Today, while I was out running errands, I ran into a convenience store that we have in my area called “Wawa.” If you are not from the Delaware Valley, you may not have Wawa in your area. I know it sounds like a crazy name, but it is actually an Indian phrase that means “Wild Goose,” and was adopted as the name of a dairy farm in the early 1900’s. In the ‘60’s, a convenience store chain was opened with the same name. Now Wawa not only sells typical convenience store fare, they also sell gasoline as well as possibly the best hoagies (submarine sandwiches, for those of you not from the area) EVER. Subway has nothin’ on Wawa.
While I was at the register, I noticed a sign, advertising a fund for the children of a woman who had died and apparently had been a Wawa employee. The bottom of the ad mentioned the local women’s shelter, so it got my attention, and I went home and looked her up.
Kim Hvizda was an employee of a Wawa store, supporting four children on her own. She was estranged from her husband, a former minor league ball player, who also struggled with a myriad of issues, and against whom she had filed a restraining order. Apparently the police had responded to several domestic incidents at their home, but it wasn’t until nearly six months after she filed for divorce that she placed a restraining order against him. According to several reports, he had some “boundary issues,” which included spying on her and walking into her home, uninvited.
Jim Hvizda planned to kill her for some time, purchased a hunting knife, met her at her store, and killed her. He then went to the police station and turned himself in. When the policeman met him, he didn’t try to hide anything, but started with “I just killed my wife.”
All of this information is available online, because it’s in police records that are public. And yes, the story is disturbing. However, what got to me was some commentary that blamed HER for her death.
You see, Jim convinced Kim to meet him at her work by requesting some letters. Kim could have mailed him the letters, but instead she agreed to meet him at her Wawa store and to give him to them there. When they walked to her car, he stabbed her multiple times.

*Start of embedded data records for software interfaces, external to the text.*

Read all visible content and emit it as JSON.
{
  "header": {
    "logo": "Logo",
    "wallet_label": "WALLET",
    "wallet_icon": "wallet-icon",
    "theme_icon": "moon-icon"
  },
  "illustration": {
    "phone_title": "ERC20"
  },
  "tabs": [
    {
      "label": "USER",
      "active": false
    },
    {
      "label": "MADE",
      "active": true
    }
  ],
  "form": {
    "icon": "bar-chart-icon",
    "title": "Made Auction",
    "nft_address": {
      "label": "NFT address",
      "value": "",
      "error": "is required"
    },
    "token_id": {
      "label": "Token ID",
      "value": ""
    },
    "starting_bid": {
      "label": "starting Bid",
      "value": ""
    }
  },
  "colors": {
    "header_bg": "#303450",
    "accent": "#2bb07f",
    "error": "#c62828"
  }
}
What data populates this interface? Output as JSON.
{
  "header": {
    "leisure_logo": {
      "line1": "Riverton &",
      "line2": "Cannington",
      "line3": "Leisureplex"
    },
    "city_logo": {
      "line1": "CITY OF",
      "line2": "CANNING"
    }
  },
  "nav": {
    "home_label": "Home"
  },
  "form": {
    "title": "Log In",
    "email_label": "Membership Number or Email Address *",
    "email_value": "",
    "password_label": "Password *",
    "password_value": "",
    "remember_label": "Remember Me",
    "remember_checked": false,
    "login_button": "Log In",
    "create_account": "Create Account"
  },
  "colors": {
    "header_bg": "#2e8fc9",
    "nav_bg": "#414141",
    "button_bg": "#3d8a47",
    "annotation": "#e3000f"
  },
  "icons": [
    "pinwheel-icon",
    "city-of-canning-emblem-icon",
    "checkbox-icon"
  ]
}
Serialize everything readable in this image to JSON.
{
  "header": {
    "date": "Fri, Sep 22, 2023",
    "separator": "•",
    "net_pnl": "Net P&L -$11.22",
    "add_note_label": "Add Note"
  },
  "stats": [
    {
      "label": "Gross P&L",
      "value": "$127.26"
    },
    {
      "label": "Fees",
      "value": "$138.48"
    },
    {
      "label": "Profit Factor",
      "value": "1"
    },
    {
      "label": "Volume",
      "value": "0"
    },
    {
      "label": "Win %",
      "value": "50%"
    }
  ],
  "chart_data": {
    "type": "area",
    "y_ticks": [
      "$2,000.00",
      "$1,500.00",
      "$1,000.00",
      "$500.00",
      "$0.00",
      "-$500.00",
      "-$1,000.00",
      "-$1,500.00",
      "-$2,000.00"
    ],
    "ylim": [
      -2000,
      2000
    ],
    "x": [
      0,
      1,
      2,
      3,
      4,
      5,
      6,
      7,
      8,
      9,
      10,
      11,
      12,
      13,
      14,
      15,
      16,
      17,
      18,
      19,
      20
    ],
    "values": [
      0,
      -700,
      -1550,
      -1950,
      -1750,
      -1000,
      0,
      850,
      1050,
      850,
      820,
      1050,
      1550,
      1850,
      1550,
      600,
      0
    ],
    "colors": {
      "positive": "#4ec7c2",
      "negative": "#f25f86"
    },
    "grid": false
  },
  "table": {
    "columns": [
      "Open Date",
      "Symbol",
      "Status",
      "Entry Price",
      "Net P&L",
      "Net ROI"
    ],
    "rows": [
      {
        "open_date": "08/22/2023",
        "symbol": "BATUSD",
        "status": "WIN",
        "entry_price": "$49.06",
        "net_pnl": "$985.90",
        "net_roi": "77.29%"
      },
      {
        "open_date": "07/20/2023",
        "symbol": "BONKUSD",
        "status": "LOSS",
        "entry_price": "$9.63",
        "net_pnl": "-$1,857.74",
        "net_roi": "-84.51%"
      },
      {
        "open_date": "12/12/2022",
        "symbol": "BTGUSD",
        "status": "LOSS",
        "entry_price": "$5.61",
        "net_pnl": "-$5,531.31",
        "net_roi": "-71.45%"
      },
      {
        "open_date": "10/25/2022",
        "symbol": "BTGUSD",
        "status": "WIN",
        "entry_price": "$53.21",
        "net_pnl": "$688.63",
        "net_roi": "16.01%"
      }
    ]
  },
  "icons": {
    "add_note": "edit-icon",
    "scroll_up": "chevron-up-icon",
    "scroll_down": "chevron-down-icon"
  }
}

The commentary blamed Kim for not mailing the letters, for violating her own restraining order, and thereby essentially inviting her killer into her personal space.

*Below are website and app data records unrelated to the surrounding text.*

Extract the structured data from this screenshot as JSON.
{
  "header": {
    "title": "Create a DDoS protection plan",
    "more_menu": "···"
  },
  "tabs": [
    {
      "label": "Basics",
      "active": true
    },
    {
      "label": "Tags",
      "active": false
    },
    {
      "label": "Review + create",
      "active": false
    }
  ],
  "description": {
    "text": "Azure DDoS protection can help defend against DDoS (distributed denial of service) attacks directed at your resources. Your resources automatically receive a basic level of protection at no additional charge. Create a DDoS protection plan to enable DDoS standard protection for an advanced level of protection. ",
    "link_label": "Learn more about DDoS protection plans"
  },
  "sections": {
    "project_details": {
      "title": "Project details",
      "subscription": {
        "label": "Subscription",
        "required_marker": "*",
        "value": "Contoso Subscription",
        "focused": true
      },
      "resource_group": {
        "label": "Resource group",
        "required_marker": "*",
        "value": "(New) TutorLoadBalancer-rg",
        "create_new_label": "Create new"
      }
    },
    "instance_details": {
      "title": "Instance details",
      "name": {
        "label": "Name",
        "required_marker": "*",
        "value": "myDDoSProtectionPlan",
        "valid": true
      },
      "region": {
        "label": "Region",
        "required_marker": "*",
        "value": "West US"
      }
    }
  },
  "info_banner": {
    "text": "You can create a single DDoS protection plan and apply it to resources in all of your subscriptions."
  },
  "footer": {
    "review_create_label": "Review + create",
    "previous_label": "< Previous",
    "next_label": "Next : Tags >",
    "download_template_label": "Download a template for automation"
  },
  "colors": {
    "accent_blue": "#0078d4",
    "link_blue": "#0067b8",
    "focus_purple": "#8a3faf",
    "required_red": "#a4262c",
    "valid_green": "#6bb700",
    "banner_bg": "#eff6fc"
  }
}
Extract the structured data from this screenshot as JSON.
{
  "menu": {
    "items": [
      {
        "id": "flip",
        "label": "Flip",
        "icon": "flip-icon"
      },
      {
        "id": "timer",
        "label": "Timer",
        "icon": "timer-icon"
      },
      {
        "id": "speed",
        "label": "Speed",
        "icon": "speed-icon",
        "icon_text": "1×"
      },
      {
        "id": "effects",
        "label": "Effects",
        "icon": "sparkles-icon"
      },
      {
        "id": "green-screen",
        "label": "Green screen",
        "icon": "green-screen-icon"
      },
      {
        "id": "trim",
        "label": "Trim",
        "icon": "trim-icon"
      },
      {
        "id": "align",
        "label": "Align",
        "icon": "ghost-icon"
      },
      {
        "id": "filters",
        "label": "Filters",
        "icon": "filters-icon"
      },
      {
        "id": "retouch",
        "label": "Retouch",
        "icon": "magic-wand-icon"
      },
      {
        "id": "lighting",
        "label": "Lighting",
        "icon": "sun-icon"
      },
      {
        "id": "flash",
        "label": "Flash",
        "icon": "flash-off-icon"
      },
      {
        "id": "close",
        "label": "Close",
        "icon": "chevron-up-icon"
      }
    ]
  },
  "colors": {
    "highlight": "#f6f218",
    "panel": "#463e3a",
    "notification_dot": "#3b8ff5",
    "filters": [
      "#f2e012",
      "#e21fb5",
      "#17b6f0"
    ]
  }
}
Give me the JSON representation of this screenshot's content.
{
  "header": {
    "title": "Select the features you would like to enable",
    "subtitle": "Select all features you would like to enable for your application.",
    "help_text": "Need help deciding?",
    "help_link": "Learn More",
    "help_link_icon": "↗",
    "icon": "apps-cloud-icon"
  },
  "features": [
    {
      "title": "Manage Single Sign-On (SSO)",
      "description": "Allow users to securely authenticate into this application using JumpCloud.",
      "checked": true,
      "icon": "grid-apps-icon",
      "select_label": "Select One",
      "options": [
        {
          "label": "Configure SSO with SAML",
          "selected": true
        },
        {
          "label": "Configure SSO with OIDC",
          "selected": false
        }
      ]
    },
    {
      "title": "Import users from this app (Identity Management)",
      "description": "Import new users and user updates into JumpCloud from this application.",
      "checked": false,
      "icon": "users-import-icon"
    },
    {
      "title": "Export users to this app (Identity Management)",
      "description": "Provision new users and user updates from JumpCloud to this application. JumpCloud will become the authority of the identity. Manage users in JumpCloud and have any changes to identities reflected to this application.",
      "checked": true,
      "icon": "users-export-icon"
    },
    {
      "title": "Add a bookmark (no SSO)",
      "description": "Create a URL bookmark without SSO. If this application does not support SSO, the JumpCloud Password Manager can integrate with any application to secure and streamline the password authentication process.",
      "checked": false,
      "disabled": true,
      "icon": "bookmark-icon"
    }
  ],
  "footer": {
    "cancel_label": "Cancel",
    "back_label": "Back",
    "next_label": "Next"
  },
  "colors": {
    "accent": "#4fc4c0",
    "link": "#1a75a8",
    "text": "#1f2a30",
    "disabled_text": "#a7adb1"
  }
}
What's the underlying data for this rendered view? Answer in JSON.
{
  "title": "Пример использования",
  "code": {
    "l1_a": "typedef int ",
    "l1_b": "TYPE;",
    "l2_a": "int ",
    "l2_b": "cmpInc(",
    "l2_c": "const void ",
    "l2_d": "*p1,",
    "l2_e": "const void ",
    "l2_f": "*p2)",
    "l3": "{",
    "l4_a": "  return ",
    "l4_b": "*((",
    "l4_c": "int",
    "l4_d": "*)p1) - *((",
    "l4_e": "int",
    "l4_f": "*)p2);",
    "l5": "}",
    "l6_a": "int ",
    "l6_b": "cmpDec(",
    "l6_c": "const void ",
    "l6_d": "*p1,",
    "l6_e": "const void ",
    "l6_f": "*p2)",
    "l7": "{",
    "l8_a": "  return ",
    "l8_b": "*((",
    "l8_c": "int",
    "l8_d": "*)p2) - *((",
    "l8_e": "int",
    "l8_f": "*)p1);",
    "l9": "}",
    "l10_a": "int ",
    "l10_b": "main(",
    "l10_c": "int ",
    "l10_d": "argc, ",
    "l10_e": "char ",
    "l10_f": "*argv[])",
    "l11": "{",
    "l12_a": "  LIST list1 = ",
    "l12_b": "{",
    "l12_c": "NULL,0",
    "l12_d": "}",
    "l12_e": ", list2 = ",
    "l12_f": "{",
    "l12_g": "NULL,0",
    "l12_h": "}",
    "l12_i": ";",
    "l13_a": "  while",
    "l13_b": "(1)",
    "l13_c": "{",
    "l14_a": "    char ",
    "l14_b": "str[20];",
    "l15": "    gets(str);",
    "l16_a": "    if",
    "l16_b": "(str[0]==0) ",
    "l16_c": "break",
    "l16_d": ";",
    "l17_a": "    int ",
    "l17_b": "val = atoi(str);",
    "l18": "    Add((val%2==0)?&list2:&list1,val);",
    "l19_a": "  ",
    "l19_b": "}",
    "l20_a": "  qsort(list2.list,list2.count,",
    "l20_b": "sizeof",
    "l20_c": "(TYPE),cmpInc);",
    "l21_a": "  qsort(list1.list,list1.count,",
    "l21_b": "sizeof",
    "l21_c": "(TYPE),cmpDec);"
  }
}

The fact that these people blame Kim for her own death horrifies me. And it also tells me that these individuals have little understanding of how domestic abuse works.

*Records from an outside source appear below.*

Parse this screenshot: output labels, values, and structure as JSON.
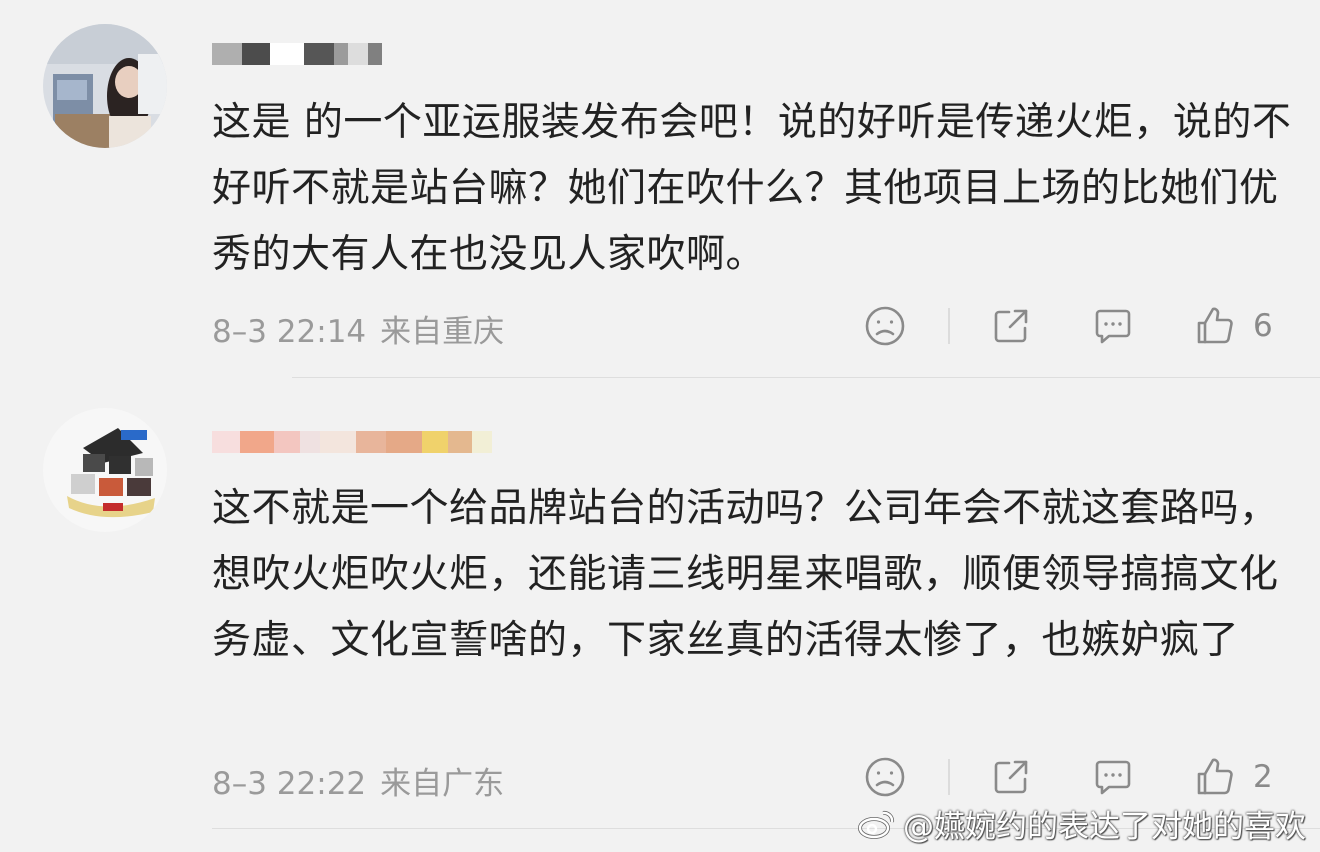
{
  "comments": [
    {
      "text": "这是  的一个亚运服装发布会吧！说的好听是传递火炬，说的不好听不就是站台嘛？她们在吹什么？其他项目上场的比她们优秀的大有人在也没见人家吹啊。",
      "time": "8–3 22:14",
      "location": "来自重庆",
      "likes": "6"
    },
    {
      "text": "这不就是一个给品牌站台的活动吗？公司年会不就这套路吗，想吹火炬吹火炬，还能请三线明星来唱歌，顺便领导搞搞文化务虚、文化宣誓啥的，下家丝真的活得太惨了，也嫉妒疯了",
      "time": "8–3 22:22",
      "location": "来自广东",
      "likes": "2"
    }
  ],
  "icons": {
    "dislike": "sad-face-icon",
    "share": "share-icon",
    "reply": "comment-icon",
    "like": "thumbs-up-icon"
  },
  "watermark": {
    "text": "@嬿婉约的表达了对她的喜欢"
  },
  "colors": {
    "background": "#f2f2f2",
    "text": "#222222",
    "meta": "#9a9a9a"
  }
}
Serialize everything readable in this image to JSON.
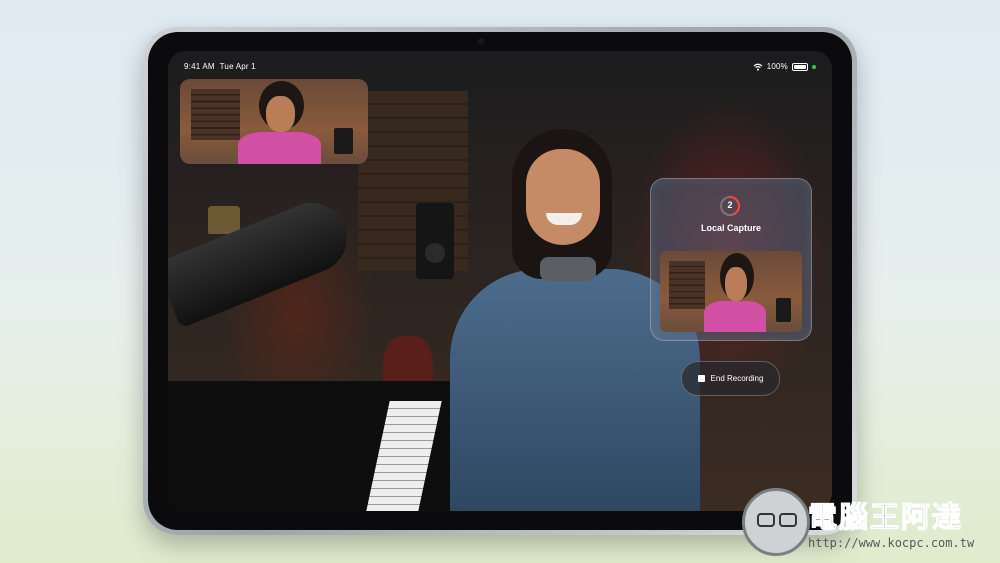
{
  "status_bar": {
    "time": "9:41 AM",
    "date": "Tue Apr 1",
    "battery": "100%"
  },
  "capture": {
    "countdown": "2",
    "title": "Local Capture"
  },
  "controls": {
    "end_recording_label": "End Recording"
  },
  "watermark": {
    "brand": "電腦王阿達",
    "url": "http://www.kocpc.com.tw"
  },
  "colors": {
    "accent_red": "#ff453a",
    "status_green": "#34c759"
  }
}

You see, women don’t stay in an abusive relationship because the abuser physically keeps them there. They stay because they don’t feel they can leave. And even when the abused gets away physically, the abuser knows exactly which buttons to push, and it’s not uncommon for the abused to return.
There are some issues in how domestic violence (against women AND men) is handled, and it’s clear there are no obvious answers. Anyone who has been in an emergency room has probably been asked if they are in an abusive situation as part of the triage, however, I have to wonder how many people actually say “yes, I’m being abused. Help!” The “direct and obvious answer” doesn’t work!
In the meantime, a woman is dead, and four children have lost their mother. If you, yourself, are in an abusive situation, please read these articles, Domestic Violence/Abuse: Does It Affect You, and Domestic Violence/Abuse: Part 2 and please, PLEASE, seek help. If you would like to help Kim Hvizda’s children, a fund has been set up in their name: the Hvizda children, c/o TD Bank, 2200 Garrett Road, Drexel Hill, PA 19026.